By Danielle Coots
For the News-Current
BEAVERCREEK — Kaylee, Hailey and Zack Berro and neighbor, Stephanie Mullins are building a bridge between the two communities and hoping to recruit others to their future charitable efforts. The four collected school supplies to help Dayton Public school students.
The Beavercreek students distributed flyers to businesses and residents of Oakbrook Chase asking for their help. They provided baskets for the donators to fill with a list of supplies needed. The supplies were either delivered or dropped off at the Berro’s home or the students picked up the baskets.
According to the students, the donations were overwhelming. Some individuals donated supplies that were not listed on the flyer such as new socks, wipes and antibiotic hand sanitizer.

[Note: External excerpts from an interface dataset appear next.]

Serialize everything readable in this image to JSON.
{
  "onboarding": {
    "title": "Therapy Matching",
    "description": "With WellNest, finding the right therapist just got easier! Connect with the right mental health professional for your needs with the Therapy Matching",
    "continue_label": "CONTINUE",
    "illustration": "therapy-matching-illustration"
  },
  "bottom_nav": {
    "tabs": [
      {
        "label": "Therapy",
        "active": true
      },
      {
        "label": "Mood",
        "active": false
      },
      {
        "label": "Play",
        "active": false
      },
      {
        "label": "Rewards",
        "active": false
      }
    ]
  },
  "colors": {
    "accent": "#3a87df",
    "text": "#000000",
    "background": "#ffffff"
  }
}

In addition to supplies, some individuals donated cash or gently used items.
“We have a large population of families that just need help,” said Kemp Elementary Principal Stacy Maney. “We have some that are homeless and some that just need a little assistance. They may have multiple children in different grades that need different supplies. Drives like this help provide children with success from the beginning of the year.”
Zack, a fifth grader at Main Elementary and Hailey, a sixth grader at Coy Elementary were the muscles of the operation. They walked and rode their bikes in the extreme heat and forfeited a portion of their summer vacation. They tagged about 60-80 houses with flyers.

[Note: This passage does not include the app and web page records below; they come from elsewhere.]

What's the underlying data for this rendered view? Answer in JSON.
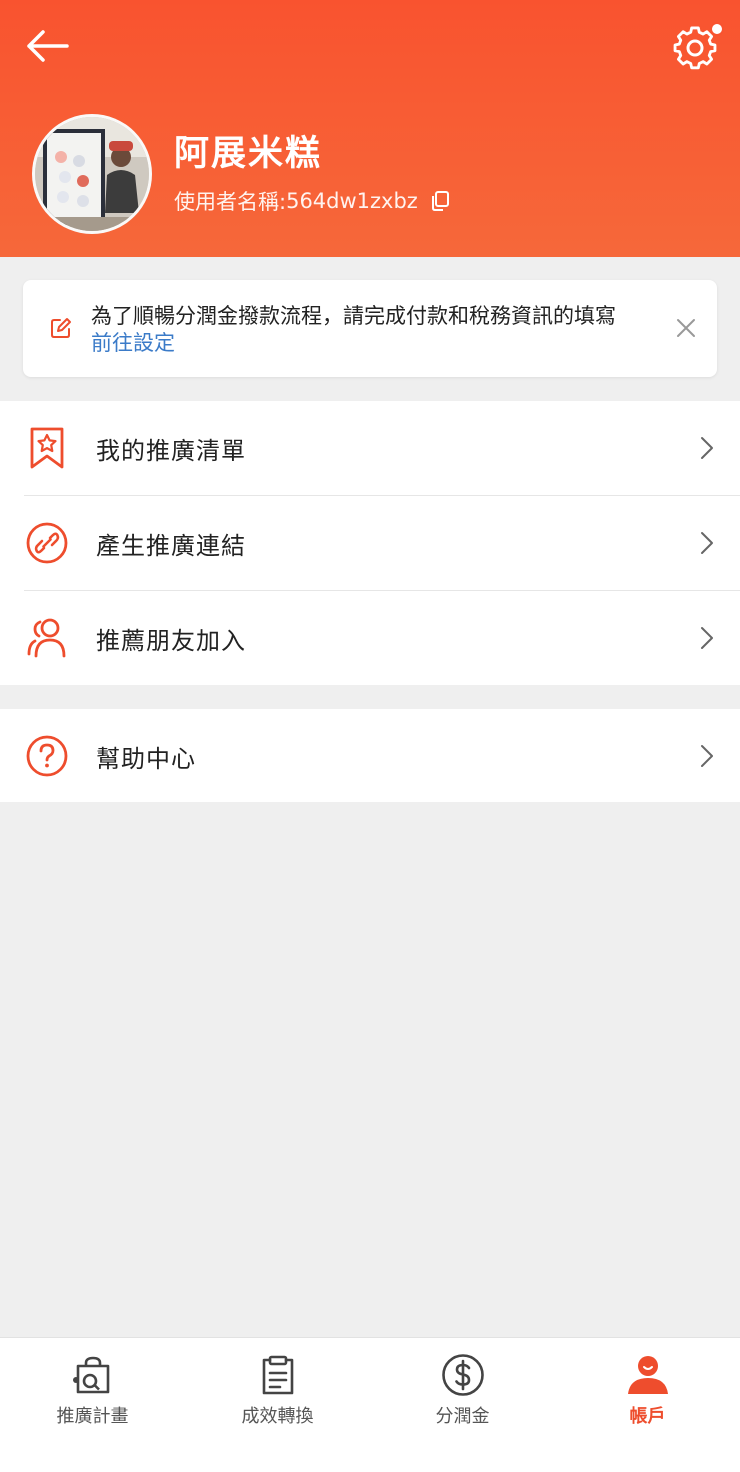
{
  "header": {
    "display_name": "阿展米糕",
    "username_label": "使用者名稱: ",
    "username": "564dw1zxbz"
  },
  "notice": {
    "message": "為了順暢分潤金撥款流程，請完成付款和稅務資訊的填寫",
    "link_label": "前往設定"
  },
  "menu": {
    "group1": [
      {
        "label": "我的推廣清單",
        "icon": "bookmark-star-icon"
      },
      {
        "label": "產生推廣連結",
        "icon": "link-icon"
      },
      {
        "label": "推薦朋友加入",
        "icon": "users-icon"
      }
    ],
    "group2": [
      {
        "label": "幫助中心",
        "icon": "help-icon"
      }
    ]
  },
  "tabs": [
    {
      "label": "推廣計畫",
      "icon": "campaign-bag-icon",
      "active": false
    },
    {
      "label": "成效轉換",
      "icon": "clipboard-icon",
      "active": false
    },
    {
      "label": "分潤金",
      "icon": "dollar-coin-icon",
      "active": false
    },
    {
      "label": "帳戶",
      "icon": "account-person-icon",
      "active": true
    }
  ],
  "colors": {
    "brand": "#ee4d2d",
    "header_gradient_top": "#f9532f",
    "header_gradient_bottom": "#f6683a",
    "link": "#3b7bc8"
  }
}
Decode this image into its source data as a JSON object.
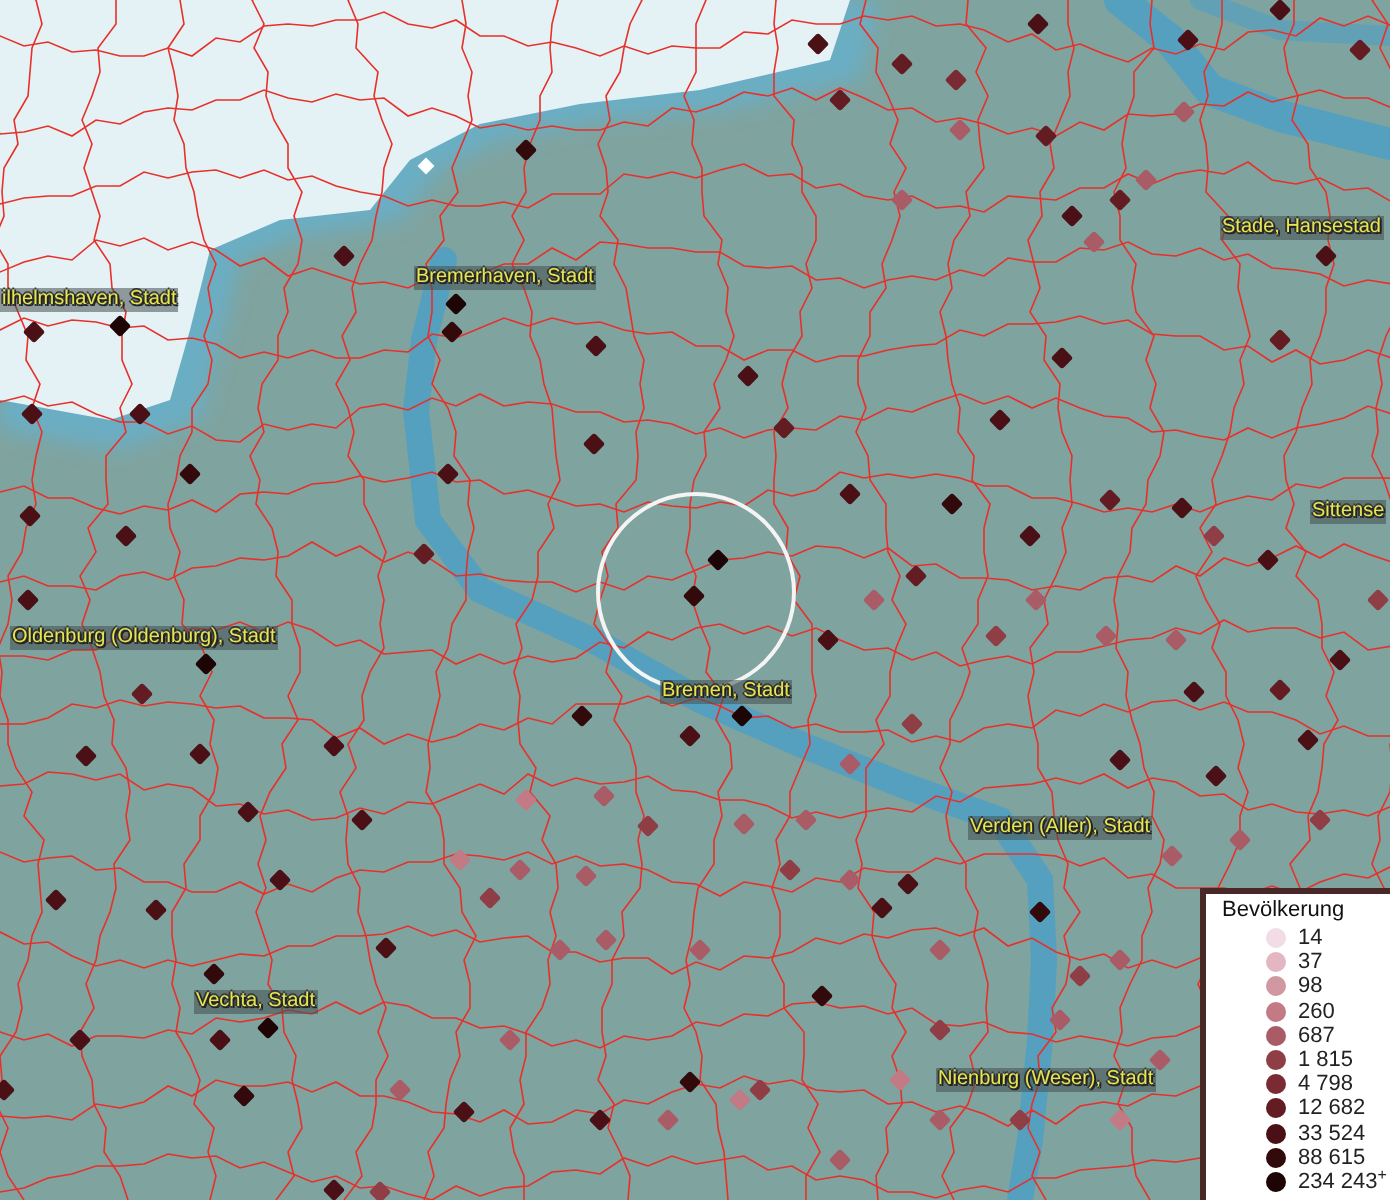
{
  "map": {
    "labels": [
      {
        "text": "ilhelmshaven, Stadt"
      },
      {
        "text": "Bremerhaven, Stadt"
      },
      {
        "text": "Stade, Hansestad"
      },
      {
        "text": "Sittense"
      },
      {
        "text": "Oldenburg (Oldenburg), Stadt"
      },
      {
        "text": "Bremen, Stadt"
      },
      {
        "text": "Verden (Aller), Stadt"
      },
      {
        "text": "Vechta, Stadt"
      },
      {
        "text": "Nienburg (Weser), Stadt"
      }
    ]
  },
  "legend": {
    "title": "Bevölkerung",
    "classes": [
      {
        "value": "14",
        "color": "#f2dce6"
      },
      {
        "value": "37",
        "color": "#e4b6c2"
      },
      {
        "value": "98",
        "color": "#d298a2"
      },
      {
        "value": "260",
        "color": "#c27a84"
      },
      {
        "value": "687",
        "color": "#aa5c66"
      },
      {
        "value": "1 815",
        "color": "#903e46"
      },
      {
        "value": "4 798",
        "color": "#7a2a32"
      },
      {
        "value": "12 682",
        "color": "#621c22"
      },
      {
        "value": "33 524",
        "color": "#4a1015"
      },
      {
        "value": "88 615",
        "color": "#330a0c"
      },
      {
        "value": "234 243$^{+}$",
        "color": "#1e0505"
      }
    ]
  }
}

“The heat was the worst part,” said Hailey. “But, in the end, it was worth it.”
Kaylee and Stephanie, sophomores at Beavercreek High School helped with the collection and will be organization of the supplies from home to the school. Both girls used the experience for their volunteer requirements towards the National Honor Society.
“The day before school, Stephanie and I sat down and sorted and counted everything. The amount of crayons donated is just crazy,” said Kaylee said. “I have some classmates and some friends in color guard who are willing to help in the future.”

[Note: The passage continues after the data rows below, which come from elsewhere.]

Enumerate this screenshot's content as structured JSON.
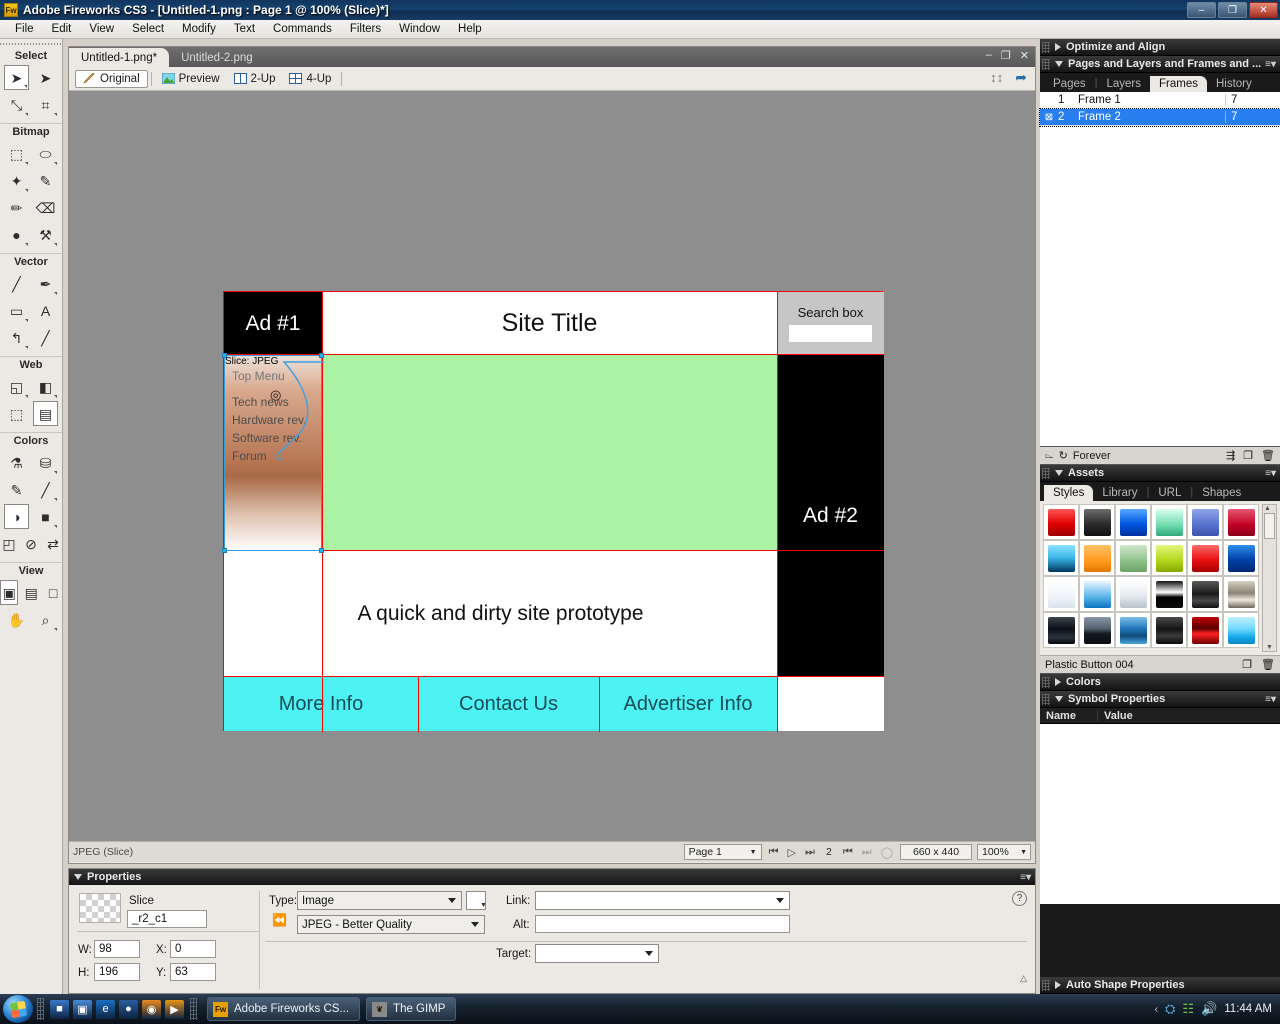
{
  "window": {
    "title": "Adobe Fireworks CS3 - [Untitled-1.png : Page 1 @ 100% (Slice)*]",
    "app_icon": "Fw",
    "minimize": "–",
    "restore": "❐",
    "close": "✕"
  },
  "menubar": {
    "items": [
      "File",
      "Edit",
      "View",
      "Select",
      "Modify",
      "Text",
      "Commands",
      "Filters",
      "Window",
      "Help"
    ]
  },
  "tools": {
    "groups": [
      {
        "label": "Select",
        "rows": [
          [
            {
              "name": "pointer-tool",
              "glyph": "➤",
              "selected": true,
              "sub": true
            },
            {
              "name": "subselection-tool",
              "glyph": "➤",
              "selected": false,
              "sub": false
            }
          ],
          [
            {
              "name": "scale-tool",
              "glyph": "⤡",
              "selected": false,
              "sub": true
            },
            {
              "name": "crop-tool",
              "glyph": "⌗",
              "selected": false,
              "sub": true
            }
          ]
        ]
      },
      {
        "label": "Bitmap",
        "rows": [
          [
            {
              "name": "marquee-tool",
              "glyph": "⬚",
              "selected": false,
              "sub": true
            },
            {
              "name": "lasso-tool",
              "glyph": "⬭",
              "selected": false,
              "sub": true
            }
          ],
          [
            {
              "name": "magic-wand-tool",
              "glyph": "✦",
              "selected": false,
              "sub": true
            },
            {
              "name": "brush-tool",
              "glyph": "✎",
              "selected": false,
              "sub": false
            }
          ],
          [
            {
              "name": "pencil-tool",
              "glyph": "✏",
              "selected": false,
              "sub": false
            },
            {
              "name": "eraser-tool",
              "glyph": "⌫",
              "selected": false,
              "sub": false
            }
          ],
          [
            {
              "name": "blur-tool",
              "glyph": "●",
              "selected": false,
              "sub": true
            },
            {
              "name": "rubber-stamp-tool",
              "glyph": "⚒",
              "selected": false,
              "sub": true
            }
          ]
        ]
      },
      {
        "label": "Vector",
        "rows": [
          [
            {
              "name": "line-tool",
              "glyph": "╱",
              "selected": false,
              "sub": false
            },
            {
              "name": "pen-tool",
              "glyph": "✒",
              "selected": false,
              "sub": true
            }
          ],
          [
            {
              "name": "rectangle-tool",
              "glyph": "▭",
              "selected": false,
              "sub": true
            },
            {
              "name": "text-tool",
              "glyph": "A",
              "selected": false,
              "sub": false
            }
          ],
          [
            {
              "name": "freeform-tool",
              "glyph": "↰",
              "selected": false,
              "sub": true
            },
            {
              "name": "knife-tool",
              "glyph": "╱",
              "selected": false,
              "sub": false
            }
          ]
        ]
      },
      {
        "label": "Web",
        "rows": [
          [
            {
              "name": "hotspot-tool",
              "glyph": "◱",
              "selected": false,
              "sub": true
            },
            {
              "name": "slice-tool",
              "glyph": "◧",
              "selected": false,
              "sub": true
            }
          ],
          [
            {
              "name": "hide-slices-tool",
              "glyph": "⬚",
              "selected": false,
              "sub": false
            },
            {
              "name": "show-slices-tool",
              "glyph": "▤",
              "selected": true,
              "sub": false
            }
          ]
        ]
      },
      {
        "label": "Colors",
        "rows": [
          [
            {
              "name": "eyedropper-tool",
              "glyph": "⚗",
              "selected": false,
              "sub": false
            },
            {
              "name": "paint-bucket-tool",
              "glyph": "⛁",
              "selected": false,
              "sub": true
            }
          ],
          [
            {
              "name": "stroke-color-swatch",
              "glyph": "✎",
              "selected": false,
              "sub": false
            },
            {
              "name": "fill-none-swatch",
              "glyph": "╱",
              "selected": false,
              "sub": true
            }
          ],
          [
            {
              "name": "fill-color-swatch",
              "glyph": "◑",
              "selected": true,
              "sub": false
            },
            {
              "name": "color-well",
              "glyph": "■",
              "selected": false,
              "sub": true
            }
          ],
          [
            {
              "name": "default-colors-icon",
              "glyph": "◰",
              "selected": false,
              "sub": false
            },
            {
              "name": "no-fill-icon",
              "glyph": "⊘",
              "selected": false,
              "sub": false
            },
            {
              "name": "swap-colors-icon",
              "glyph": "⇄",
              "selected": false,
              "sub": false
            }
          ]
        ]
      },
      {
        "label": "View",
        "rows": [
          [
            {
              "name": "standard-screen-mode",
              "glyph": "▣",
              "selected": true,
              "sub": false
            },
            {
              "name": "full-screen-menu-mode",
              "glyph": "▤",
              "selected": false,
              "sub": false
            },
            {
              "name": "full-screen-mode",
              "glyph": "□",
              "selected": false,
              "sub": false
            }
          ],
          [
            {
              "name": "hand-tool",
              "glyph": "✋",
              "selected": false,
              "sub": false
            },
            {
              "name": "zoom-tool",
              "glyph": "⌕",
              "selected": false,
              "sub": true
            }
          ]
        ]
      }
    ]
  },
  "document": {
    "tabs": [
      {
        "label": "Untitled-1.png*",
        "active": true
      },
      {
        "label": "Untitled-2.png",
        "active": false
      }
    ],
    "win_minimize": "–",
    "win_restore": "❐",
    "win_close": "✕",
    "view_modes": [
      {
        "label": "Original",
        "active": true,
        "icon": "pencil-icon"
      },
      {
        "label": "Preview",
        "active": false,
        "icon": "image-icon"
      },
      {
        "label": "2-Up",
        "active": false,
        "icon": "two-pane-icon"
      },
      {
        "label": "4-Up",
        "active": false,
        "icon": "four-pane-icon"
      }
    ],
    "toolbar_right": [
      {
        "name": "export-settings-icon",
        "glyph": "⇅"
      },
      {
        "name": "quick-export-icon",
        "glyph": "➦"
      }
    ]
  },
  "canvas": {
    "artwork": {
      "ad1": "Ad #1",
      "site_title": "Site Title",
      "search_label": "Search box",
      "nav_items": [
        "Top Menu",
        "Tech news",
        "Hardware rev.",
        "Software rev.",
        "Forum"
      ],
      "ad2": "Ad #2",
      "tagline": "A quick and dirty site prototype",
      "footer": [
        "More Info",
        "Contact Us",
        "Advertiser Info"
      ],
      "slice_tag": "Slice: JPEG"
    }
  },
  "statusbar": {
    "left_text": "JPEG (Slice)",
    "page_select": "Page 1",
    "frame_number": "2",
    "canvas_size": "660 x 440",
    "zoom": "100%",
    "nav_icons": [
      "first-frame-icon",
      "play-icon",
      "last-frame-icon"
    ],
    "frame_icons": [
      "prev-frame-icon",
      "next-frame-icon",
      "loop-icon"
    ]
  },
  "dock": {
    "optimize_panel": {
      "title": "Optimize and Align",
      "collapsed": true
    },
    "pages_panel": {
      "title": "Pages and Layers and Frames and ...",
      "collapsed": false,
      "tabs": [
        {
          "label": "Pages",
          "active": false
        },
        {
          "label": "Layers",
          "active": false
        },
        {
          "label": "Frames",
          "active": true
        },
        {
          "label": "History",
          "active": false
        }
      ],
      "frames": [
        {
          "num": "1",
          "name": "Frame 1",
          "delay": "7",
          "selected": false,
          "checked": false
        },
        {
          "num": "2",
          "name": "Frame 2",
          "delay": "7",
          "selected": true,
          "checked": true
        }
      ],
      "footer": {
        "loop_label": "Forever",
        "icons": [
          "onion-skin-icon",
          "loop-icon",
          "distribute-to-frames-icon",
          "new-frame-icon",
          "delete-frame-icon"
        ]
      }
    },
    "assets_panel": {
      "title": "Assets",
      "collapsed": false,
      "tabs": [
        {
          "label": "Styles",
          "active": true
        },
        {
          "label": "Library",
          "active": false
        },
        {
          "label": "URL",
          "active": false
        },
        {
          "label": "Shapes",
          "active": false
        }
      ],
      "selected_style_name": "Plastic Button 004",
      "style_swatches": [
        "linear-gradient(to bottom,#ff5656 0%,#e00000 55%,#9e0000 100%)",
        "linear-gradient(to bottom,#6e6e6e 0%,#2b2b2b 55%,#111 100%)",
        "linear-gradient(to bottom,#58a8ff 0%,#0057e0 55%,#0030a0 100%)",
        "linear-gradient(to bottom,#d9fff0 0%,#6fdcb0 60%,#2fa87a 100%)",
        "linear-gradient(to bottom,#8fa4e8 0%,#5570cc 60%,#3d55aa 100%)",
        "linear-gradient(to bottom,#e8566e 0%,#c00025 60%,#8a0018 100%)",
        "linear-gradient(to bottom,#8ce4ff 0%,#3ab5e8 48%,#00365e 100%)",
        "linear-gradient(to bottom,#ffc166 0%,#ff9a1f 60%,#e07800 100%)",
        "linear-gradient(to bottom,#cfe8cc 0%,#8fc08a 60%,#6aa365 100%)",
        "linear-gradient(to bottom,#e2f77a 0%,#b5d921 55%,#88a800 100%)",
        "linear-gradient(to bottom,#ff6a6a 0%,#e81010 55%,#a60000 100%)",
        "linear-gradient(to bottom,#2f8fe8 0%,#0040a8 55%,#002a70 100%)",
        "linear-gradient(to bottom,#ffffff 0%,#f0f4f8 60%,#d8e2ea 100%)",
        "linear-gradient(to bottom,#e8f6ff 0%,#58b4ea 60%,#0a73c0 100%)",
        "linear-gradient(to bottom,#ffffff 0%,#e4e9ee 55%,#b8c2cc 100%)",
        "linear-gradient(to bottom,#111 0%,#ffffff 42%,#000 60%,#0a0a0a 100%)",
        "linear-gradient(to bottom,#5a5a5a 0%,#1a1a1a 48%,#4a4a4a 72%,#101010 100%)",
        "linear-gradient(to bottom,#d8cfc0 0%,#8d8376 45%,#efe8dc 70%,#6e6558 100%)",
        "linear-gradient(to bottom,#3a4450 0%,#0c1016 45%,#2a333d 75%,#060809 100%)",
        "linear-gradient(to bottom,#8a97a8 0%,#56636f 42%,#141a20 62%,#0a0d10 100%)",
        "linear-gradient(to bottom,#7bbfe8 0%,#1d74b8 45%,#0d4a7a 70%,#4aa8dd 100%)",
        "linear-gradient(to bottom,#4a4a4a 0%,#141414 45%,#3a3a3a 70%,#0a0a0a 100%)",
        "linear-gradient(to bottom,#c00000 0%,#5a0000 42%,#ff2020 62%,#6a0000 100%)",
        "linear-gradient(to bottom,#bff0ff 0%,#6fd8ff 45%,#14a8e8 75%,#0a86c0 100%)"
      ]
    },
    "colors_panel": {
      "title": "Colors",
      "collapsed": true
    },
    "symbol_panel": {
      "title": "Symbol Properties",
      "collapsed": false,
      "columns": [
        "Name",
        "Value"
      ]
    },
    "autoshape_panel": {
      "title": "Auto Shape Properties",
      "collapsed": true
    }
  },
  "properties": {
    "title": "Properties",
    "object_type": "Slice",
    "name_value": "_r2_c1",
    "type_label": "Type:",
    "type_value": "Image",
    "export_value": "JPEG - Better Quality",
    "w_label": "W:",
    "w_value": "98",
    "h_label": "H:",
    "h_value": "196",
    "x_label": "X:",
    "x_value": "0",
    "y_label": "Y:",
    "y_value": "63",
    "link_label": "Link:",
    "link_value": "",
    "alt_label": "Alt:",
    "alt_value": "",
    "target_label": "Target:",
    "target_value": "",
    "help_icon": "?"
  },
  "taskbar": {
    "start_label": "Start",
    "quick_icons": [
      {
        "name": "show-desktop-icon",
        "glyph": "■",
        "color": "#3a78c8"
      },
      {
        "name": "switch-windows-icon",
        "glyph": "▣",
        "color": "#4a8ad8"
      },
      {
        "name": "internet-explorer-icon",
        "glyph": "e",
        "color": "#1a6fc4"
      },
      {
        "name": "media-player-icon",
        "glyph": "●",
        "color": "#2a5e9e"
      },
      {
        "name": "firefox-icon",
        "glyph": "◉",
        "color": "#e88a20"
      },
      {
        "name": "video-player-icon",
        "glyph": "▶",
        "color": "#e8941a"
      }
    ],
    "buttons": [
      {
        "label": "Adobe Fireworks CS...",
        "icon": "Fw",
        "icon_bg": "#e8a000",
        "active": true
      },
      {
        "label": "The GIMP",
        "icon": "❦",
        "icon_bg": "#8a8a8a",
        "active": false
      }
    ],
    "tray": {
      "chevron": "‹",
      "icons": [
        {
          "name": "flash-tray-icon",
          "glyph": "⌘",
          "color": "#4aa3e0"
        },
        {
          "name": "network-tray-icon",
          "glyph": "⌗",
          "color": "#5ab44a"
        },
        {
          "name": "volume-tray-icon",
          "glyph": "◂",
          "color": "#d8e6f0"
        }
      ],
      "clock": "11:44 AM"
    }
  }
}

Kemp Elementary kindergarden teacher Julie Berro enlists her children to volunteer in her classroom during the year. During a visit, she explained to them that it’s not always a happy time for kids to start school. She explained that many of them are really stressed out because they may not be able to start school prepared.
“These four students for not only took the initiative to reach out to the community to gather the supplies, but also to commit their time and energy to help others,” she said.
“I’ve had children crying outside the classroom because they didn’t have what they needed,” Julie Berro said. “So, we tell them that the desk fairy already delivered their supplies. Once we reassure them that they have supplies, it’s a huge relief for them. There’s an invisible wall with kids that feel they’re lacking — they don’t have new tennis shoes or a new book bag. Now, they have to deal with a new school and a teacher that they don’t know and everyone looks like they have what they need except them. It’s very stressful.”
The students are now be working on counting, organizing, inventorying and shipping the supplies they gathered to the school. Once received at the school, they’ll be responsible for re-boxing and organizing the supplies to fit into the storage area at the school. This process will help the teachers and students find what’s needed quickly throughout the year.
“We get new students every day. Some, without warning. We hit the ground running. They come in and enroll and they’re starting tomorrow. And this assists with the transition. The kids are very aware of when they’re lacking or someone has school supplies that they don’t,” Principle Maney said.
Enclave of Beavercreek, Beavercreek Christian Learning Center Daycare and Beavercreek Lion’s Club helped with the donations of the school supplies, along with approximately 60 homes in the neighborhood. This winter the students will be searching for donations for hat and gloves. Their goal is to ensure that every student at Kemp Elementary will be able to go home for Christmas break with a new set of hat and gloves.
“These students have taken the ‘character education’ that Beavercreek school has incorporated in their curriculum and put it into action,” Berro said.